- **Exercise directions**: From the listing that follows, count the lines including "link" and give the number alone.
--- Data Enclosed Below ---
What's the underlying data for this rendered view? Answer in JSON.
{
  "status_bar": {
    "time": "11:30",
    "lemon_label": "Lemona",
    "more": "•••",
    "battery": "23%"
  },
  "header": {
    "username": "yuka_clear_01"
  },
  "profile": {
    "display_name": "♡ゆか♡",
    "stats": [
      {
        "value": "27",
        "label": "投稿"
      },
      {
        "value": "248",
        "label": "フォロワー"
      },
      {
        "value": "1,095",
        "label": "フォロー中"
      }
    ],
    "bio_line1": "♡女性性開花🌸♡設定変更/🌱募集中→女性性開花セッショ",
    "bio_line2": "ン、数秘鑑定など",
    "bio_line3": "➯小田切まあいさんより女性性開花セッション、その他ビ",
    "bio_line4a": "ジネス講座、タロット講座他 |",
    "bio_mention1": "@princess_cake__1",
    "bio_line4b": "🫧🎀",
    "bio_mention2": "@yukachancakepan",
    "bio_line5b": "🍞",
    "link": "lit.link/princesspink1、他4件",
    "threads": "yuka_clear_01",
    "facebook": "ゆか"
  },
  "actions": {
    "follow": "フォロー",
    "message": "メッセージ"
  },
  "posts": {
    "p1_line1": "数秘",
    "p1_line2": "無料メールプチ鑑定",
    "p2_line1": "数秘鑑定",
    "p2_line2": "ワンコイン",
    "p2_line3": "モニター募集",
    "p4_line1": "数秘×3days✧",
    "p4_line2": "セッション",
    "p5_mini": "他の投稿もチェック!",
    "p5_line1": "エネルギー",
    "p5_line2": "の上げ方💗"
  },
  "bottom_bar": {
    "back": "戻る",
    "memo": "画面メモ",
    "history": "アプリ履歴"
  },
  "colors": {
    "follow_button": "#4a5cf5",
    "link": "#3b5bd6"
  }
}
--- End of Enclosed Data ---
- **Exercise solution**: 2